§ GOAL OF THE EXERCISE
As the answer, give a copy of each line below that includes the word "user".

§ MATERIAL TO PROCESS

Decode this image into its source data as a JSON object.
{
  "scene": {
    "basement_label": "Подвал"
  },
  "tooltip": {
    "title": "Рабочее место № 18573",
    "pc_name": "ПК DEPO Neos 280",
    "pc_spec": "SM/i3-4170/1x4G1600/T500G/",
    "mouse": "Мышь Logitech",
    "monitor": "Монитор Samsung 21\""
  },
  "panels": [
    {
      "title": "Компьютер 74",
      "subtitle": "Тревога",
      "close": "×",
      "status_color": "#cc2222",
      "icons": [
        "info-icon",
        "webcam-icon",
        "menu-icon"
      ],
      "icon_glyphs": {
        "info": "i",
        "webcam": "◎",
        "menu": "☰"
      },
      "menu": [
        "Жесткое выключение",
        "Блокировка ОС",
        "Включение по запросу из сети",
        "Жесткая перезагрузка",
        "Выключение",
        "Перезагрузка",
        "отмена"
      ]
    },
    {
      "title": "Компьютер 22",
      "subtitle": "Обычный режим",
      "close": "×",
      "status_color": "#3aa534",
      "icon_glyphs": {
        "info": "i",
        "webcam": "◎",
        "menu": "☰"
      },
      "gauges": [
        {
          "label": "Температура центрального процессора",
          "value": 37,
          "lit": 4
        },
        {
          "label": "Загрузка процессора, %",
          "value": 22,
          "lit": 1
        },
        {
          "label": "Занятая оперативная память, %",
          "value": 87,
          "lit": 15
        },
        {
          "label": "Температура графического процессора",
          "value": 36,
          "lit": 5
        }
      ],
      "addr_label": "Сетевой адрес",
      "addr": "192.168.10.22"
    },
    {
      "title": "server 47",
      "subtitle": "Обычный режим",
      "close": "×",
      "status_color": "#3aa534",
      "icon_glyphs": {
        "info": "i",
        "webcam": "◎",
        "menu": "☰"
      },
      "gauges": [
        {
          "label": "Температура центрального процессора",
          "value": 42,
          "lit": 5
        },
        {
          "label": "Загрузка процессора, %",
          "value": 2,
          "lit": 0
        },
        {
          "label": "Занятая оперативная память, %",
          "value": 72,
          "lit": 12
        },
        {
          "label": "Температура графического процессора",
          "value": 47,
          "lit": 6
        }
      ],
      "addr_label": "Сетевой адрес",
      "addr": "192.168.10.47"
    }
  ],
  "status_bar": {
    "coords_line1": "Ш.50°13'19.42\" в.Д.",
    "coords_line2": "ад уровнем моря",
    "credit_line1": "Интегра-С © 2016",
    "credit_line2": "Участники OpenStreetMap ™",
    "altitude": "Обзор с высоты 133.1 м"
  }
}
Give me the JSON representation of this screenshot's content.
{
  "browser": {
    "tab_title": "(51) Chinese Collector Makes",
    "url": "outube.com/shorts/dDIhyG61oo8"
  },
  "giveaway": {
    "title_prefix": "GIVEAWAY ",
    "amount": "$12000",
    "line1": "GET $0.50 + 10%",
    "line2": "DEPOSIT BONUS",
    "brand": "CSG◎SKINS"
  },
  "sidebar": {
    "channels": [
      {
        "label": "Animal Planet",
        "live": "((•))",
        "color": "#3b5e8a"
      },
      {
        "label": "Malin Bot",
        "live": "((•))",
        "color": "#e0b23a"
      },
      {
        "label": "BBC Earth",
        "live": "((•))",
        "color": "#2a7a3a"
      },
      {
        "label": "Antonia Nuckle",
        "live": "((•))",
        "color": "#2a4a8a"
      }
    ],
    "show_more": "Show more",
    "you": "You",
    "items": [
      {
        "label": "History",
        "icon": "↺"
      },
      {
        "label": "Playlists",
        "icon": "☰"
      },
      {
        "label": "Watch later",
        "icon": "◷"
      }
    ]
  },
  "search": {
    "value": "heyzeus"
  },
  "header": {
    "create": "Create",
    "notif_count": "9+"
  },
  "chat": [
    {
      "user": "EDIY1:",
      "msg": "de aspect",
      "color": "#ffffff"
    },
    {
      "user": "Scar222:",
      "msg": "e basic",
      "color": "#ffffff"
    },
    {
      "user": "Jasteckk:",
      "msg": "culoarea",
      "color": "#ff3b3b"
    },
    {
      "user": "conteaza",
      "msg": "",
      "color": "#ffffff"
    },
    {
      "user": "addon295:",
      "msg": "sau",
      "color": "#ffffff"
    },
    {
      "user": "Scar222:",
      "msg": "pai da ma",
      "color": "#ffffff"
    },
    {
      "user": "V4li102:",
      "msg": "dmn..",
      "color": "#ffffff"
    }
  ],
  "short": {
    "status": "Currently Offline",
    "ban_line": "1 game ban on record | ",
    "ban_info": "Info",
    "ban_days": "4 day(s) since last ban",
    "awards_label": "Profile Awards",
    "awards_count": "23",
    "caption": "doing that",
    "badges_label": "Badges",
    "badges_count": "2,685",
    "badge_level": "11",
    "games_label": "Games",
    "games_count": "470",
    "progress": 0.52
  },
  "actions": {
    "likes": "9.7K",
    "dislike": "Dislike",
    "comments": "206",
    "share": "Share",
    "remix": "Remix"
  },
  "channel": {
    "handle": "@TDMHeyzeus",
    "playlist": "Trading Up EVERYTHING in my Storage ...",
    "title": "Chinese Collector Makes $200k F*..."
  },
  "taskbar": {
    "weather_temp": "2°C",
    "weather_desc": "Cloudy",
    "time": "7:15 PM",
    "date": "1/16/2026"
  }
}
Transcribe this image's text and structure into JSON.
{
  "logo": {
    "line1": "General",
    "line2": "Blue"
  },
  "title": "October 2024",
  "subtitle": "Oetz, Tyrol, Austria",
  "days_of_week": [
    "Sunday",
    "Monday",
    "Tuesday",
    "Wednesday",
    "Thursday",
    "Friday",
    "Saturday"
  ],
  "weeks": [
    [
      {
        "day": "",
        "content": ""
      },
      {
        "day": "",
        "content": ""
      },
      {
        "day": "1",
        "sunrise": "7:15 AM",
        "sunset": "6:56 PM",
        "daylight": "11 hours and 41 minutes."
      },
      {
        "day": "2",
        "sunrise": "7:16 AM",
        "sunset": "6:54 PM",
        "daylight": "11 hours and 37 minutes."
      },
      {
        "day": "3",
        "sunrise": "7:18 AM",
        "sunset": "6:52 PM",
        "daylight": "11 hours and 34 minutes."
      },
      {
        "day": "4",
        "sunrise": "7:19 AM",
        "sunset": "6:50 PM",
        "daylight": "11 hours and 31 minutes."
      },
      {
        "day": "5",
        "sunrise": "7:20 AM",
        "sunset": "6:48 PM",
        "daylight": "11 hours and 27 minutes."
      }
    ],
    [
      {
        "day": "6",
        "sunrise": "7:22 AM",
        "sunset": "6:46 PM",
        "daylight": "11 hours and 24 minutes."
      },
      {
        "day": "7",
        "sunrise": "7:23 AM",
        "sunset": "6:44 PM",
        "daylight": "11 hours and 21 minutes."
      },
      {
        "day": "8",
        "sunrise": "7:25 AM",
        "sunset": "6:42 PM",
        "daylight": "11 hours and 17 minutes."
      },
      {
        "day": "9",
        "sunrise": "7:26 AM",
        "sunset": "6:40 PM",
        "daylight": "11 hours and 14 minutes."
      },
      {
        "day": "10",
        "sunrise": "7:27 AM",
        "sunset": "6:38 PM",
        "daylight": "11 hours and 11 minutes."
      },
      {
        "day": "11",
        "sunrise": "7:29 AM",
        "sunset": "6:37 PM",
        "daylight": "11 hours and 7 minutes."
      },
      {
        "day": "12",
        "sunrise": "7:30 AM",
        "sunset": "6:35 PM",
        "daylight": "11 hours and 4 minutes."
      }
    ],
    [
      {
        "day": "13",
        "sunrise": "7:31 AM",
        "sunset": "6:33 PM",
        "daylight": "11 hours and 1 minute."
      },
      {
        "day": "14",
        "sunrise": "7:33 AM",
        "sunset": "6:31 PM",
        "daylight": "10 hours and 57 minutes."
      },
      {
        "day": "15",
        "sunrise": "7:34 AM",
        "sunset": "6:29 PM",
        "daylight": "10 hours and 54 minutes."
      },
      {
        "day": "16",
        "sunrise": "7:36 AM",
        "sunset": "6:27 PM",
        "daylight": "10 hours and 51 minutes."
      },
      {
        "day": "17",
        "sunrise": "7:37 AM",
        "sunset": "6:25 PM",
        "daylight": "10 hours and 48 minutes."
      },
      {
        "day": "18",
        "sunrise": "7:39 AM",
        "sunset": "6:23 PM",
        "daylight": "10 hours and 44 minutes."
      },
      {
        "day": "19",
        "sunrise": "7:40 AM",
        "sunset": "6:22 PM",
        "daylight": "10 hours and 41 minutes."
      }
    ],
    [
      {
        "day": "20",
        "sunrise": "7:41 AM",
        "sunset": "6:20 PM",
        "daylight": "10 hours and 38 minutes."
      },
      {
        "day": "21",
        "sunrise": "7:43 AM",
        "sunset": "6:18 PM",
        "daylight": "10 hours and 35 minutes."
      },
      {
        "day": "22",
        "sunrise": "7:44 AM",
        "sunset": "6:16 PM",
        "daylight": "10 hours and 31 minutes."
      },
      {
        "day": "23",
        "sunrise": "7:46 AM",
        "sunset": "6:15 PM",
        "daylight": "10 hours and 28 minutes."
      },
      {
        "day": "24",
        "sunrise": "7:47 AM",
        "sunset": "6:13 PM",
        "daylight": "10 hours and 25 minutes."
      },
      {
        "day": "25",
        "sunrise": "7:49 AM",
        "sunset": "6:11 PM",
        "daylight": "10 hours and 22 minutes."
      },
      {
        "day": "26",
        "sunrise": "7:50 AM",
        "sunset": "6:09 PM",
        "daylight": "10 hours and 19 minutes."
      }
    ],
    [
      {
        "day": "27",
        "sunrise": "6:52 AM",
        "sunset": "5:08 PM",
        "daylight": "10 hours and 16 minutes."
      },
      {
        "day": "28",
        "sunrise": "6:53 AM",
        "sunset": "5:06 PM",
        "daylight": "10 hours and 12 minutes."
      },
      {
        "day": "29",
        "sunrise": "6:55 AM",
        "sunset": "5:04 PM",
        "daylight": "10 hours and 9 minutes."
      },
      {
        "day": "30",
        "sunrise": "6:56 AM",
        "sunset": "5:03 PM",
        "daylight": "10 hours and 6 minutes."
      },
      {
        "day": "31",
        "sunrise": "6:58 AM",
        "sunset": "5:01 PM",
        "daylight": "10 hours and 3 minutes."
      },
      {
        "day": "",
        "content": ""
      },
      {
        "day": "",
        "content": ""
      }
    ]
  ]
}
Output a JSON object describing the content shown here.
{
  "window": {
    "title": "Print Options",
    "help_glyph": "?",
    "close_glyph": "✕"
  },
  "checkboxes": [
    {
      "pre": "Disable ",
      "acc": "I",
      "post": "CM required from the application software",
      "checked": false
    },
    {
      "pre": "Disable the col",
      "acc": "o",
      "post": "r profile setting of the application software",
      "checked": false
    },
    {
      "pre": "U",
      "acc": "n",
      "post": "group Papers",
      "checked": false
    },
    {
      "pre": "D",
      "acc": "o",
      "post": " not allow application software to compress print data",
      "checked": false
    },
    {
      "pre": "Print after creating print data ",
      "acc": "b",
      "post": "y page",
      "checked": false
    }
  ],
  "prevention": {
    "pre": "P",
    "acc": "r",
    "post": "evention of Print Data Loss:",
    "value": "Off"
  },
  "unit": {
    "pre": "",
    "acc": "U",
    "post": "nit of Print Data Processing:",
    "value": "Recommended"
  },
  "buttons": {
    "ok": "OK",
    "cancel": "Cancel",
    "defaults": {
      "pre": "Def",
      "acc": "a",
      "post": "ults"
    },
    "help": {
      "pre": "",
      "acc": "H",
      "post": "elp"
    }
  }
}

§ ANSWER SECTION
      "user": "EDIY1:",
      "user": "Scar222:",
      "user": "Jasteckk:",
      "user": "conteaza",
      "user": "addon295:",
      "user": "Scar222:",
      "user": "V4li102:",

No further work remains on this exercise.